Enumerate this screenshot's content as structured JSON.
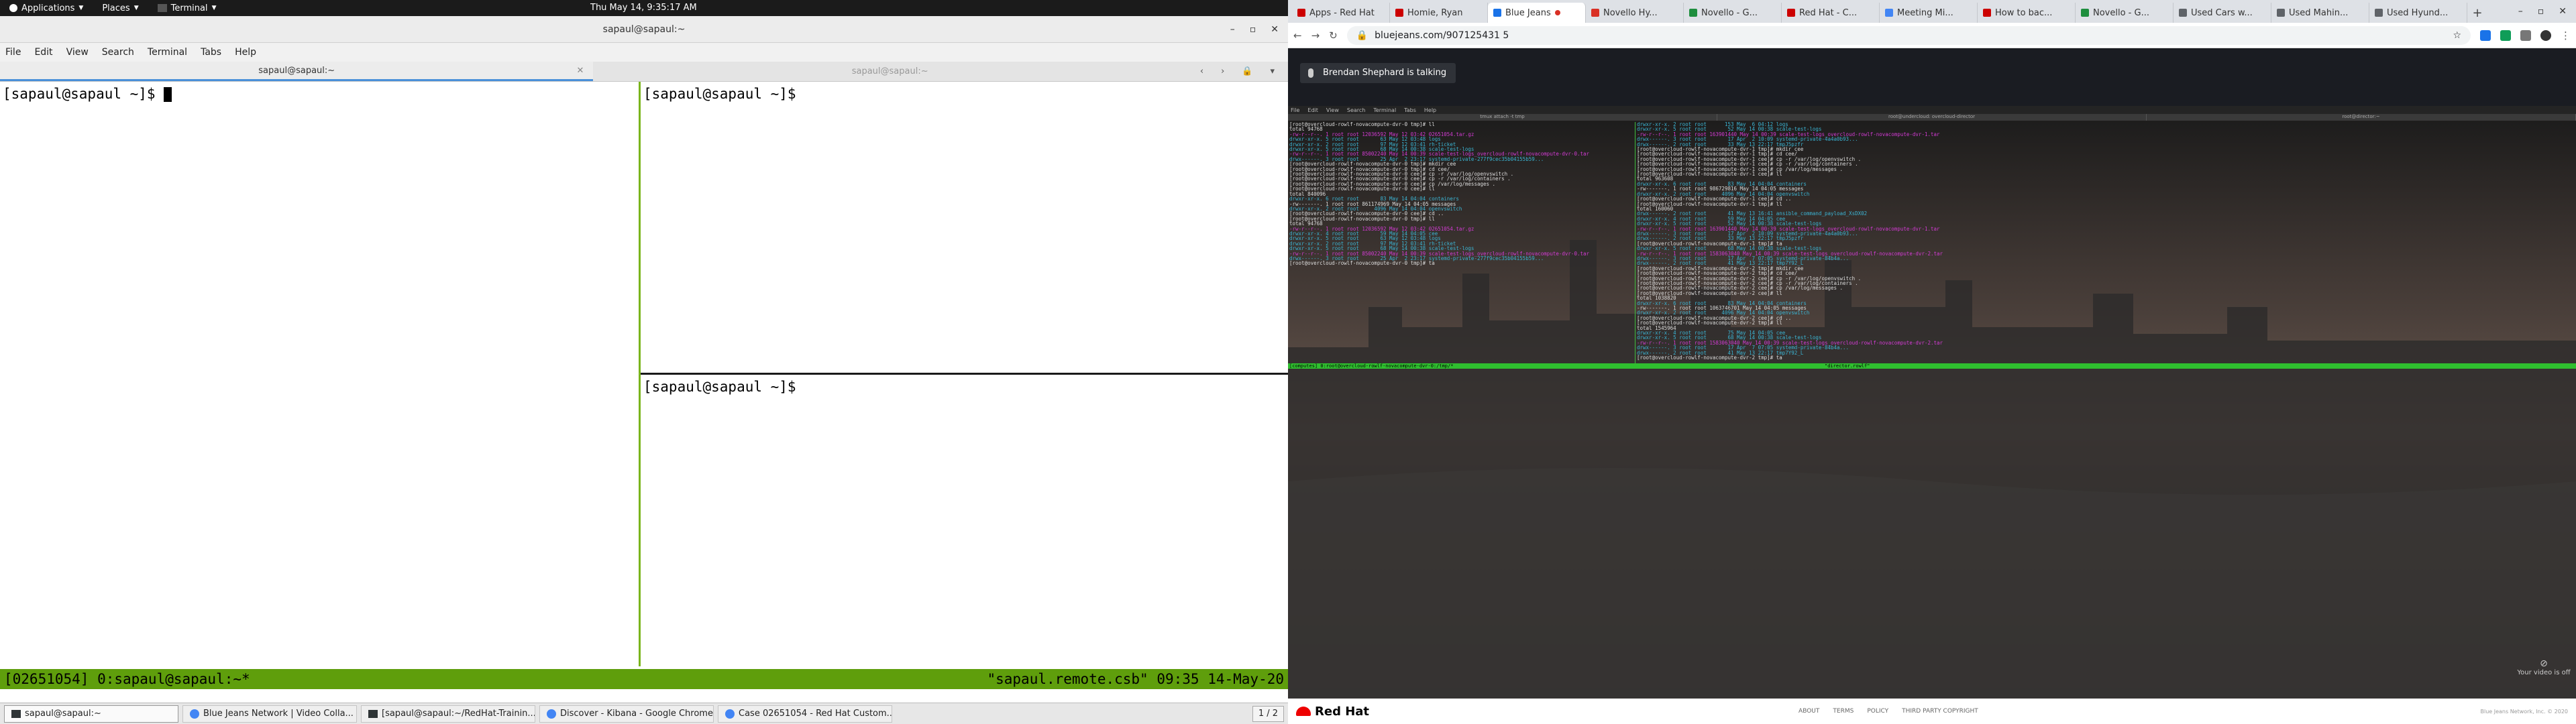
{
  "topbar": {
    "applications": "Applications",
    "places": "Places",
    "terminal": "Terminal",
    "clock": "Thu May 14,  9:35:17 AM"
  },
  "terminal_window": {
    "title": "sapaul@sapaul:~",
    "menu": [
      "File",
      "Edit",
      "View",
      "Search",
      "Terminal",
      "Tabs",
      "Help"
    ],
    "tabs": [
      "sapaul@sapaul:~",
      "sapaul@sapaul:~"
    ],
    "prompt": "[sapaul@sapaul ~]$ ",
    "status_left": "[02651054] 0:sapaul@sapaul:~*",
    "status_right": "\"sapaul.remote.csb\" 09:35 14-May-20"
  },
  "taskbar": {
    "items": [
      {
        "label": "sapaul@sapaul:~",
        "active": true,
        "icon": "terminal-icon"
      },
      {
        "label": "Blue Jeans Network | Video Colla...",
        "active": false,
        "icon": "chrome-icon"
      },
      {
        "label": "[sapaul@sapaul:~/RedHat-Trainin...",
        "active": false,
        "icon": "terminal-icon"
      },
      {
        "label": "Discover - Kibana - Google Chrome",
        "active": false,
        "icon": "chrome-icon"
      },
      {
        "label": "Case 02651054 - Red Hat Custom...",
        "active": false,
        "icon": "chrome-icon"
      }
    ],
    "pager": "1 / 2"
  },
  "browser": {
    "tabs": [
      {
        "label": "Apps - Red Hat",
        "color": "#cc0000"
      },
      {
        "label": "Homie, Ryan",
        "color": "#cc0000"
      },
      {
        "label": "Blue Jeans",
        "color": "#1a73e8",
        "active": true
      },
      {
        "label": "Novello Hy...",
        "color": "#d93025"
      },
      {
        "label": "Novello - G...",
        "color": "#1e8e3e"
      },
      {
        "label": "Red Hat - C...",
        "color": "#cc0000"
      },
      {
        "label": "Meeting Mi...",
        "color": "#4285f4"
      },
      {
        "label": "How to bac...",
        "color": "#cc0000"
      },
      {
        "label": "Novello - G...",
        "color": "#1e8e3e"
      },
      {
        "label": "Used Cars w...",
        "color": "#5f6368"
      },
      {
        "label": "Used Mahin...",
        "color": "#5f6368"
      },
      {
        "label": "Used Hyund...",
        "color": "#5f6368"
      }
    ],
    "url": "bluejeans.com/907125431 5",
    "talking": "Brendan Shephard is talking",
    "shared_menu": [
      "File",
      "Edit",
      "View",
      "Search",
      "Terminal",
      "Tabs",
      "Help"
    ],
    "shared_tabs": [
      "tmux attach -t tmp",
      "root@undercloud: overcloud-director",
      "root@director:~"
    ],
    "shared_status_left": "[computes] 0:root@overcloud-rowlf-novacompute-dvr-0:/tmp/*",
    "shared_status_right": "\"director.rowlf\"",
    "video_off": "Your video is off",
    "footer_links": [
      "ABOUT",
      "TERMS",
      "POLICY",
      "THIRD PARTY COPYRIGHT"
    ],
    "copyright": "Blue Jeans Network, Inc. © 2020",
    "redhat": "Red Hat"
  },
  "shared_left_lines": [
    "[root@overcloud-rowlf-novacompute-dvr-0 tmp]# ll",
    "total 94768",
    "-rw-r--r--. 1 root root 12036592 May 12 03:42 02651054.tar.gz",
    "drwxr-xr-x. 5 root root       63 May 12 03:48 logs",
    "drwxr-xr-x. 2 root root       97 May 12 03:41 rh-ticket",
    "drwxr-xr-x. 5 root root       68 May 14 00:38 scale-test-logs",
    "-rw-r--r--. 1 root root 85002240 May 14 00:39 scale-test-logs_overcloud-rowlf-novacompute-dvr-0.tar",
    "drwx------. 3 root root       25 Apr  2 23:17 systemd-private-277f9cec35b04155b59...",
    "[root@overcloud-rowlf-novacompute-dvr-0 tmp]# mkdir cee",
    "[root@overcloud-rowlf-novacompute-dvr-0 tmp]# cd cee/",
    "[root@overcloud-rowlf-novacompute-dvr-0 cee]# cp -r /var/log/openvswitch .",
    "[root@overcloud-rowlf-novacompute-dvr-0 cee]# cp -r /var/log/containers .",
    "[root@overcloud-rowlf-novacompute-dvr-0 cee]# cp /var/log/messages .",
    "[root@overcloud-rowlf-novacompute-dvr-0 cee]# ll",
    "total 840096",
    "drwxr-xr-x. 6 root root       83 May 14 04:04 containers",
    "-rw-------. 1 root root 861174969 May 14 04:05 messages",
    "drwxr-xr-x. 2 root root     4096 May 14 04:04 openvswitch",
    "[root@overcloud-rowlf-novacompute-dvr-0 cee]# cd ..",
    "[root@overcloud-rowlf-novacompute-dvr-0 tmp]# ll",
    "total 94768",
    "-rw-r--r--. 1 root root 12036592 May 12 03:42 02651054.tar.gz",
    "drwxr-xr-x. 4 root root       59 May 14 04:05 cee",
    "drwxr-xr-x. 5 root root       63 May 12 03:48 logs",
    "drwxr-xr-x. 2 root root       97 May 12 03:41 rh-ticket",
    "drwxr-xr-x. 5 root root       68 May 14 00:38 scale-test-logs",
    "-rw-r--r--. 1 root root 85002240 May 14 00:39 scale-test-logs_overcloud-rowlf-novacompute-dvr-0.tar",
    "drwx------. 3 root root       25 Apr  2 23:17 systemd-private-277f9cec35b04155b59...",
    "[root@overcloud-rowlf-novacompute-dvr-0 tmp]# ta"
  ],
  "shared_right_lines": [
    "drwxr-xr-x. 2 root root      153 May  6 04:12 logs",
    "drwxr-xr-x. 5 root root       52 May 14 00:38 scale-test-logs",
    "-rw-r--r--. 1 root root 163901440 May 14 00:39 scale-test-logs_overcloud-rowlf-novacompute-dvr-1.tar",
    "drwx------. 3 root root       17 Apr  2 10:09 systemd-private-4a4a0b93...",
    "drwx------. 2 root root       33 May 13 22:17 tmpJ5pzfr",
    "[root@overcloud-rowlf-novacompute-dvr-1 tmp]# mkdir cee",
    "[root@overcloud-rowlf-novacompute-dvr-1 tmp]# cd cee/",
    "[root@overcloud-rowlf-novacompute-dvr-1 cee]# cp -r /var/log/openvswitch .",
    "[root@overcloud-rowlf-novacompute-dvr-1 cee]# cp -r /var/log/containers .",
    "[root@overcloud-rowlf-novacompute-dvr-1 cee]# cp /var/log/messages .",
    "[root@overcloud-rowlf-novacompute-dvr-1 cee]# ll",
    "total 963608",
    "drwxr-xr-x. 6 root root       83 May 14 04:04 containers",
    "-rw-------. 1 root root 986729816 May 14 04:05 messages",
    "drwxr-xr-x. 2 root root     4096 May 14 04:04 openvswitch",
    "[root@overcloud-rowlf-novacompute-dvr-1 cee]# cd ..",
    "[root@overcloud-rowlf-novacompute-dvr-1 tmp]# ll",
    "total 160060",
    "drwx------. 2 root root       41 May 13 16:41 ansible_command_payload_XsDX02",
    "drwxr-xr-x. 4 root root       59 May 14 04:05 cee",
    "drwxr-xr-x. 5 root root       52 May 14 00:38 scale-test-logs",
    "-rw-r--r--. 1 root root 163901440 May 14 00:39 scale-test-logs_overcloud-rowlf-novacompute-dvr-1.tar",
    "drwx------. 3 root root       17 Apr  2 10:09 systemd-private-4a4a0b93...",
    "drwx------. 2 root root       33 May 13 22:17 tmpJ5pzfr",
    "[root@overcloud-rowlf-novacompute-dvr-1 tmp]# ta",
    "drwxr-xr-x. 5 root root       68 May 14 00:38 scale-test-logs",
    "-rw-r--r--. 1 root root 1583063040 May 14 00:39 scale-test-logs_overcloud-rowlf-novacompute-dvr-2.tar",
    "drwx------. 3 root root       17 Apr  7 07:05 systemd-private-84b4a...",
    "drwx------. 2 root root       41 May 13 22:17 tmp7Y92_L",
    "[root@overcloud-rowlf-novacompute-dvr-2 tmp]# mkdir cee",
    "[root@overcloud-rowlf-novacompute-dvr-2 tmp]# cd cee/",
    "[root@overcloud-rowlf-novacompute-dvr-2 cee]# cp -r /var/log/openvswitch .",
    "[root@overcloud-rowlf-novacompute-dvr-2 cee]# cp -r /var/log/containers .",
    "[root@overcloud-rowlf-novacompute-dvr-2 cee]# cp /var/log/messages .",
    "[root@overcloud-rowlf-novacompute-dvr-2 cee]# ll",
    "total 1038820",
    "drwxr-xr-x. 6 root root       83 May 14 04:04 containers",
    "-rw-------. 1 root root 1063746701 May 14 04:05 messages",
    "drwxr-xr-x. 2 root root     4096 May 14 04:04 openvswitch",
    "[root@overcloud-rowlf-novacompute-dvr-2 cee]# cd ..",
    "[root@overcloud-rowlf-novacompute-dvr-2 tmp]# ll",
    "total 1545964",
    "drwxr-xr-x. 4 root root       75 May 14 04:05 cee",
    "drwxr-xr-x. 5 root root       68 May 14 00:38 scale-test-logs",
    "-rw-r--r--. 1 root root 1583063040 May 14 00:39 scale-test-logs_overcloud-rowlf-novacompute-dvr-2.tar",
    "drwx------. 3 root root       17 Apr  7 07:05 systemd-private-84b4a...",
    "drwx------. 2 root root       41 May 13 22:17 tmp7Y92_L",
    "[root@overcloud-rowlf-novacompute-dvr-2 tmp]# ta"
  ]
}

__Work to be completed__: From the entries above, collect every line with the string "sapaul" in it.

__Response to the exercise__:
    "title": "sapaul@sapaul:~",
      "sapaul@sapaul:~",
      "sapaul@sapaul:~"
    "prompt": "[sapaul@sapaul ~]$ ",
    "status_left": "[02651054] 0:sapaul@sapaul:~*",
    "status_right": "\"sapaul.remote.csb\" 09:35 14-May-20"
        "label": "sapaul@sapaul:~",
        "label": "[sapaul@sapaul:~/RedHat-Trainin...",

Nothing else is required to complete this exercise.